Symphonies Nos. 2,5 BUY ON AMAZON

L. v. Beethoven / F. Liszt
Symphonies Nos. 2 & 5 (Transcriptions)

Konstantin Scherbakov, piano
Naxos 8.550457




Beethoven - Symphony No. 2 in D major, S464/R128
Beethoven - Symphony No. 5 in C minor, S464/R128


"After studying the Beethoven and Liszt manuscripts, Scherbakov gave a series of live performances before committing his thoughts to disc. At the start of Symphony 2, classical restraint suddenly gives way to dazzling turns of phrase; the music takes on a romantic ardour, effervescence hardly dampened by Beethoven's famous 'pregnant pauses'. The Larghetto is finely poised - singing phrases all beautifully weighted, each stand poignant - whilst the scherzo shows the performer's adeptness in sforzandi, ' pizzicati', the shaping and dynamic grading of melodic lines. Flexible wrist control, fingers in close contact with the keys pay dividends during the finale's intricacies. Symphony 5's wider canvas of emotions, and new harmonic blendings after the held-breath anticipation at the start, is notable for its compactness, and the way that high tensions are made to counterbalance the proud declamations of the following movement. Scherbakov's control of pulse and filagree ornamentations make this the focal point of the interpretation. Thereafter, his stately rendering of the march that starts the scherzo, both hands declaiming the surging celli/basses in the trio, the descent into the abyss and upsurge of victorious rejoicing leads us to the magnificent close. Andrew Walton and Eleanor Thomason, working at St Martin's Church East Woodhay, Hampshire, supply the finishing sonic touches." Bill Newman, Hi-Fi News

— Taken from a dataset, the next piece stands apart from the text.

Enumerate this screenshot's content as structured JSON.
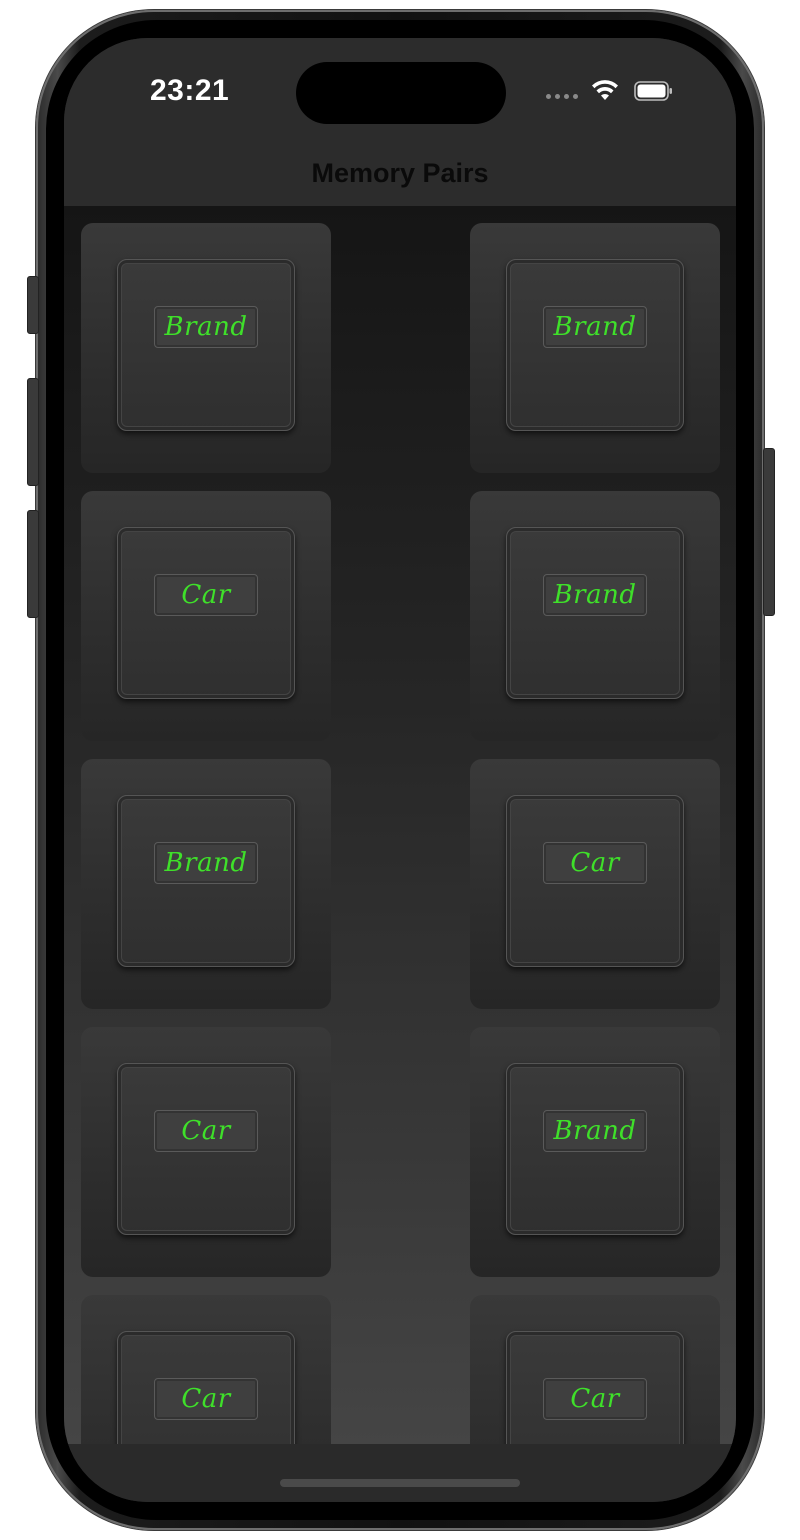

Konstantin Scherbakov is a lifelong Beethovenian, and he brings all the needed qualities. His range of colour is huge, and his broad tempi allow him to suggest the spaciousness which is the essence of the exercise. His account of the Second symphony is riveting, and he makes impressive sense the much more daunting Fifth." Michael Church, Classic CD


"Any fan of good piano music, virtuosic piano music, and Beethoven's piano music, should find this recording revelatory. Truly, an understanding of Beethoven's symphonies is more likely when they are heard on a different medium. In this case, Liszt not only illuminates the subtleties and intricate voicing, but creates rousing piano works. It's difficult to find any reason not to buy this recording unless one already owns Katsaris's or would like to own all of Scherbakov's Beethoven-Liszt, in which case I recommend buying the box set. While I feel Katsaris's recordings are supreme, I must still endorse Scherbakov. He is a pianist of quality fiber who plays with panache and brings much-needed technical excellence and musical verve to Beethoven's (and Liszt's) works of art."